A contentious plan by AT&T to mount dozens of antennas on utility poles throughout Palo Alto cruised to the finish line Monday night, Jan. 28, when the city approved the final two phases of the project despite complaints from residents who live near the proposed antenna sites.
With no debate, discussion or dissent, the City Council gave the green light to the third and fourth phases in AT&T's plan, which involves about 75 antennas mostly in residential areas. The quick approval came despite arguments from several residents that the proposed equipment would be loud and unsightly and would bring property values down.
The final two phases involve roughly 40 poles located mostly in the southern half of Palo Alto, including in Barron Park and Greenmeadow neighborhoods. The Planning Department had approved AT&T's plan for these poles in December, but the project returned to the council when the city received appeals from seven residents whose homes are near the proposed antenna sites.
One appellant, Elaine Keller, said the proposed antenna would be adjacent to her backyard and would interfere with the view from her home. She complained that AT&T hadn't offered any alternatives for screening its equipment.
"We don't think anyone should be subjected to it and we're dismayed and disappointed that AT&T and the City of Palo Alto think this is an appropriate site for this," Keller said.
Dorianne and Roy Moss also objected to AT&T's plan, which would include an antenna close to their two-story Eichler home. Dorianne Moss said the new antenna would tower over the existing tree line and urged the council members to "exert their oversight with regards to the aesthetics of that particular node."
"When I open my eyes in the morning I see a tree line," Dorianne Moss said. "The current proposal would be to put a box 9 feet above that."
Roy Moss said the company should be asked to pay for ways to screen its equipment.
"AT&T wants to install the antenna. Let them spend the money and install the planted tree there. It's their responsibility."
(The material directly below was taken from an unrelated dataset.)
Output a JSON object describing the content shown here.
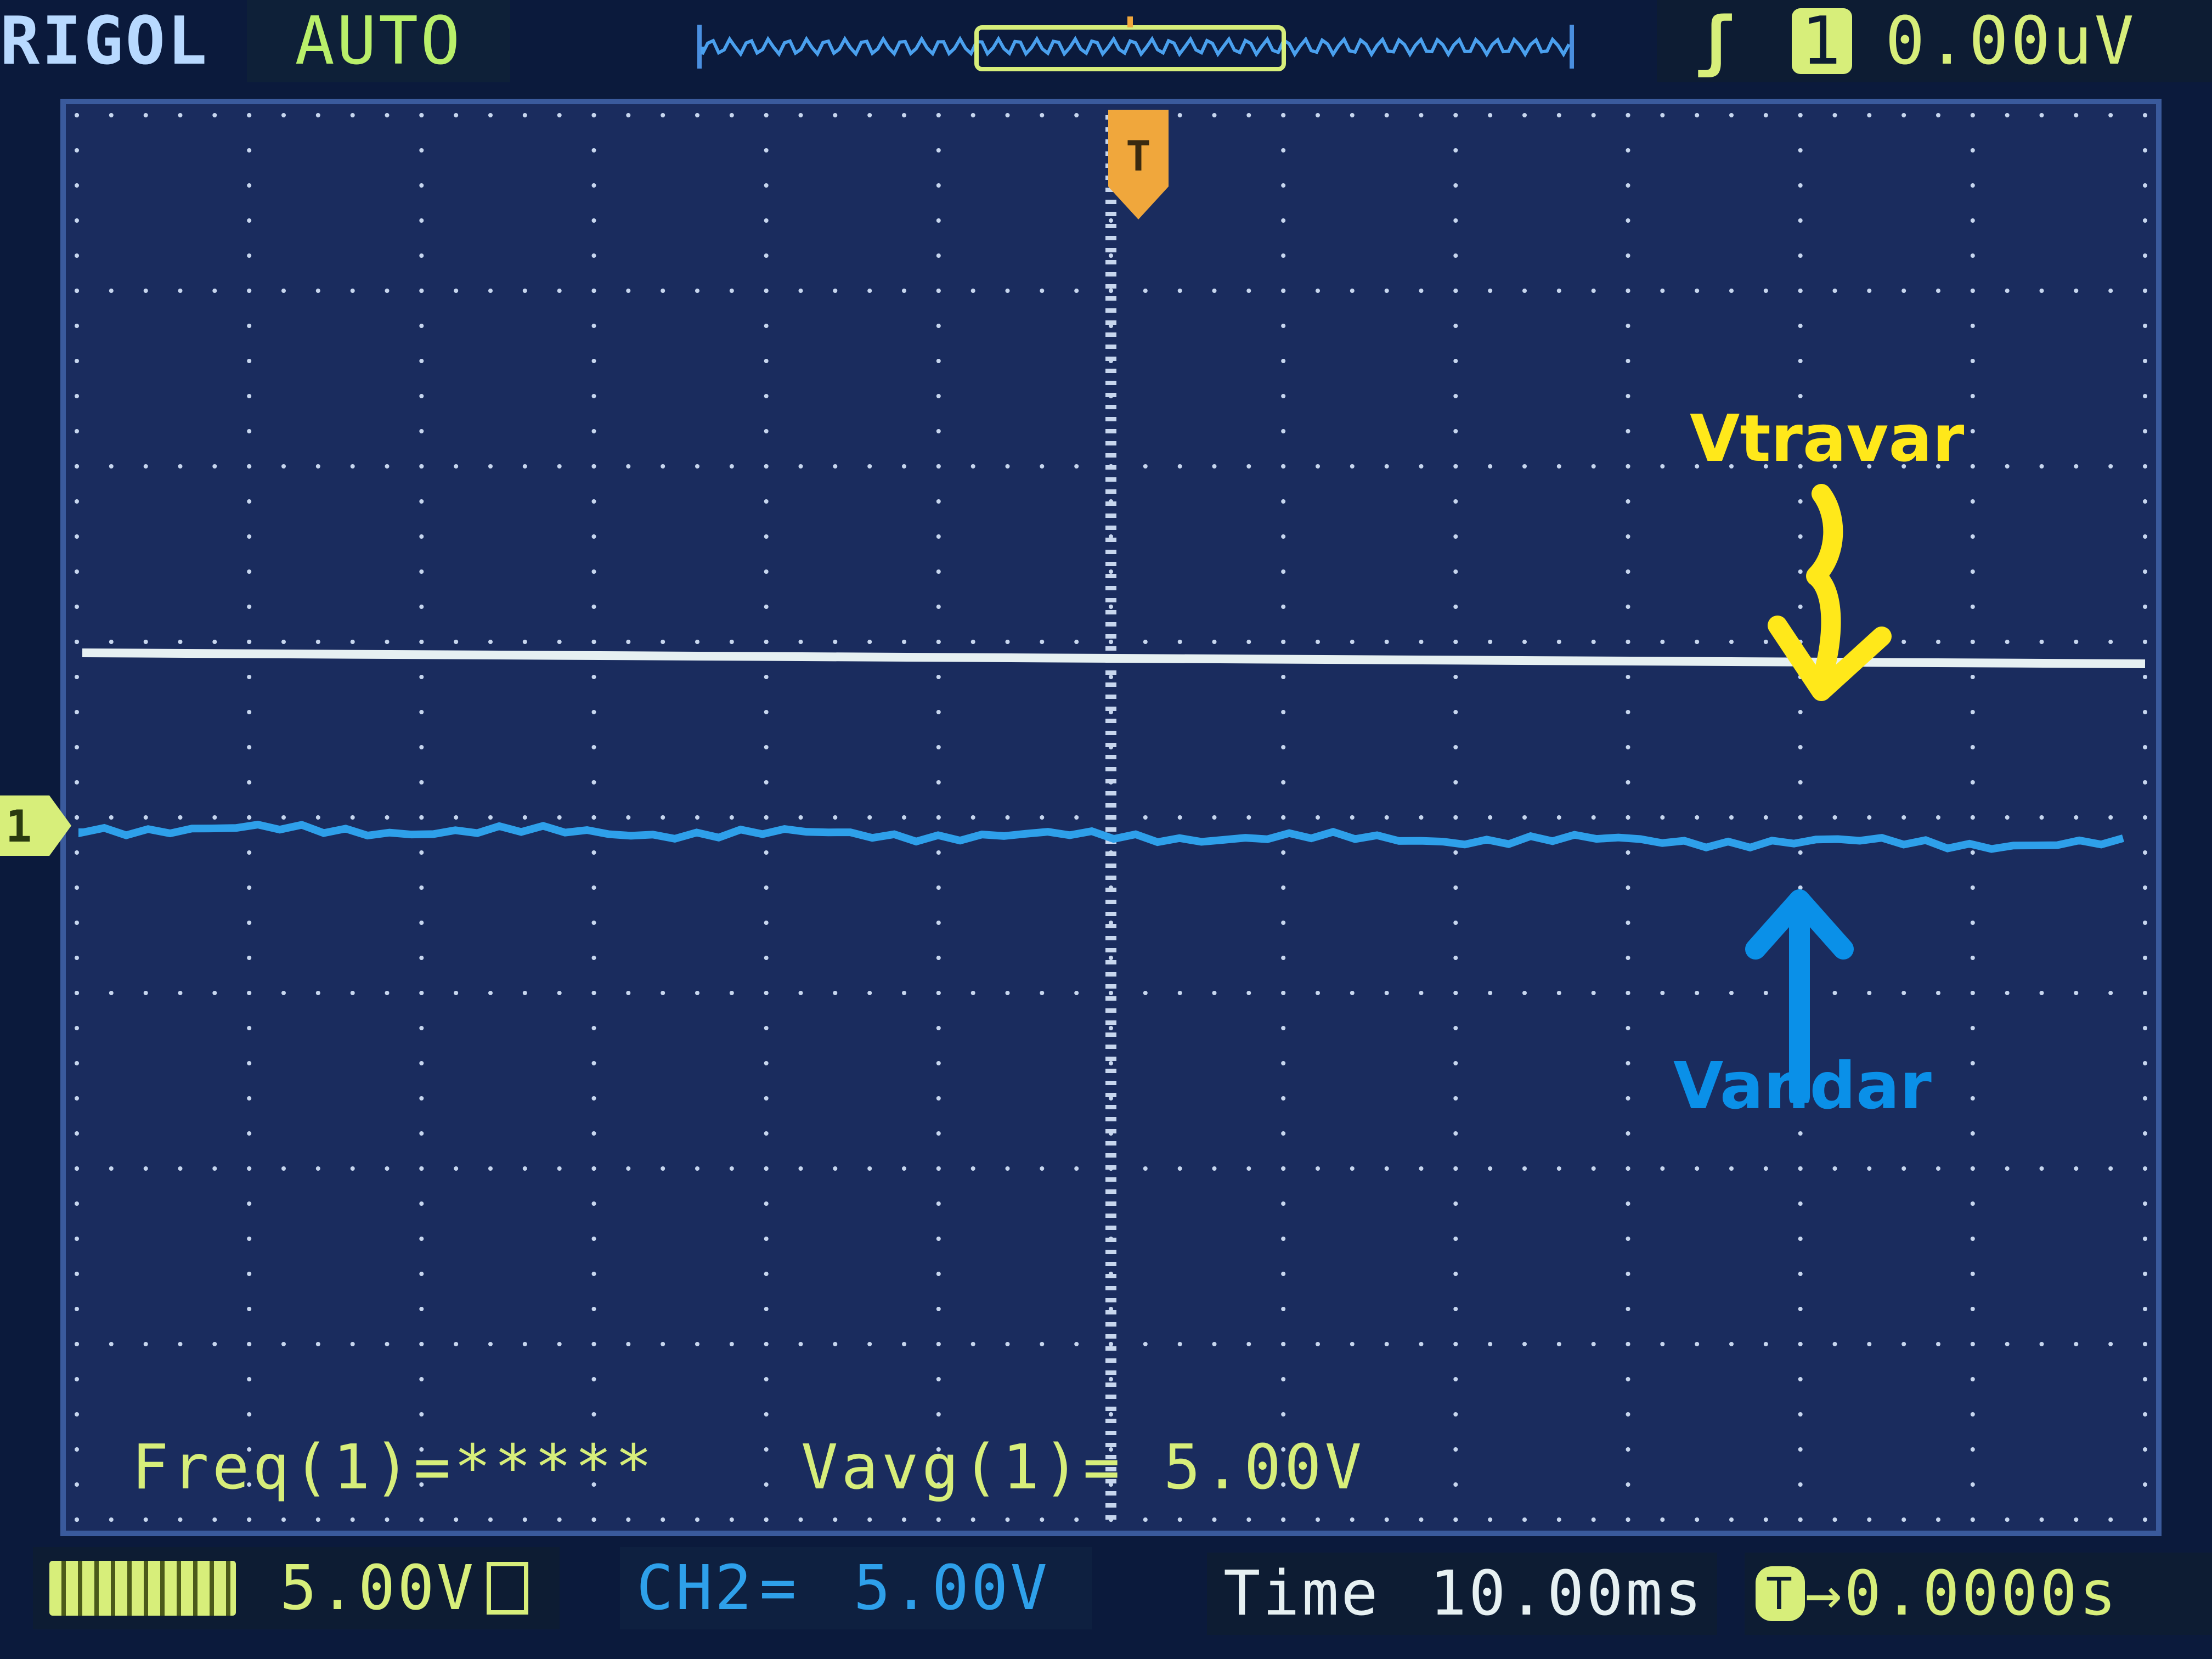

Not everyone panned the plan. Earl Caustin, who lives on Louis Road, said he would welcome the new equipment. Caustin said his phone reception dies as soon as he leaves the driveway of his Louis Road home. He called the cell phone coverage in his area "below third world."
"Palo Alto needs a working cell phone system," Caustin said. "It's probably not optimal for everybody in the city and we have to work through it best we can. ... The bottom line is we need a first-world cell phone system in Palo Alto."
AT&T's choice of equipment has changed considerably since the company first proposed bringing a wireless network to the city more than two years ago. Its plan to install a tall cell tower at St. Albert the Great Church in Crescent Park fizzled in the spring of 2011 after intense neighborhood opposition. The company's subsequent plan to install a network of smaller U-shaped antennas as part of a "distributed antenna system" (DAS) also met poor reception from local citizenry and city officials. The company then switched to a less conspicuous DAS system that involves one installation, rather than two.
In December 2011, the city's Architectural Review Board approved the company's latest equipment proposal and added a slew of conditions, including ones calling for AT&T to screen its equipment with trees wherever possible and to test noise and radio-frequency levels of the antennas after installation.
Paul Albritton, AT&T's counsel, told the council Monday that the company has already spent a long time with the architectural board refining the design of the proposed antenna system and coming up with guidelines for choosing poles. These include preferences for locations away from block corners and close to foliage. Albritton also noted that the poles selected by AT&T for the final two phases had already been evaluated and endorsed by the city's Utilities Department, an arborist and a third-party consultant. Changing the pole locations, he said, would prove difficult.
"These are like sprinklers on a lawn. You move one pole, you leave a brown spot and you have to relocate other poles," Albritton said.
The antennas would be installed at utility poles near the following locations:
747 Loma Verde Ave.
3284 Cowper St.
3412 Ross Road/3374 Ross Road
3132 David Ave.
3415 Greer Road
3539 Louis Road
2385 Waverley St.
3094 Greer Road on Maddux Drive
390 El Dorado Ave.
452 Loma Verde Ave.
3524 Waverley St. on East Meadow Drive
3706 Carlson Circle
3757 Corina Way
3915 Louis Road
631 East Meadow Drive
3901 Middlefield Road
412 Ferne Ave.
3945 Nelson Ave.
1772 Hamilton Ave.
109 Lois Lane
4131 El Camino Way
550 Georgia Ave
4101 Park Blvd. (on West Meadow)
4255 Ruthelma Ave.
669 Maybell Ave.
110 East Charleston Drive (on Alma Street)
493 West Charleston Drive
4298 Ponce Drive
429 Monroe Ave.
231 Parkside Drive
Opposite 106 Loma Verde Ave.
516 Barron Ave.
4257 McKellar Lane
320 Lambert Ave.
3989 La Donna Ave.
397 Ventura Ave.
3364 Emerson St.
820 Chimalus Drive
715 Barron Ave.
915 Matadero Ave.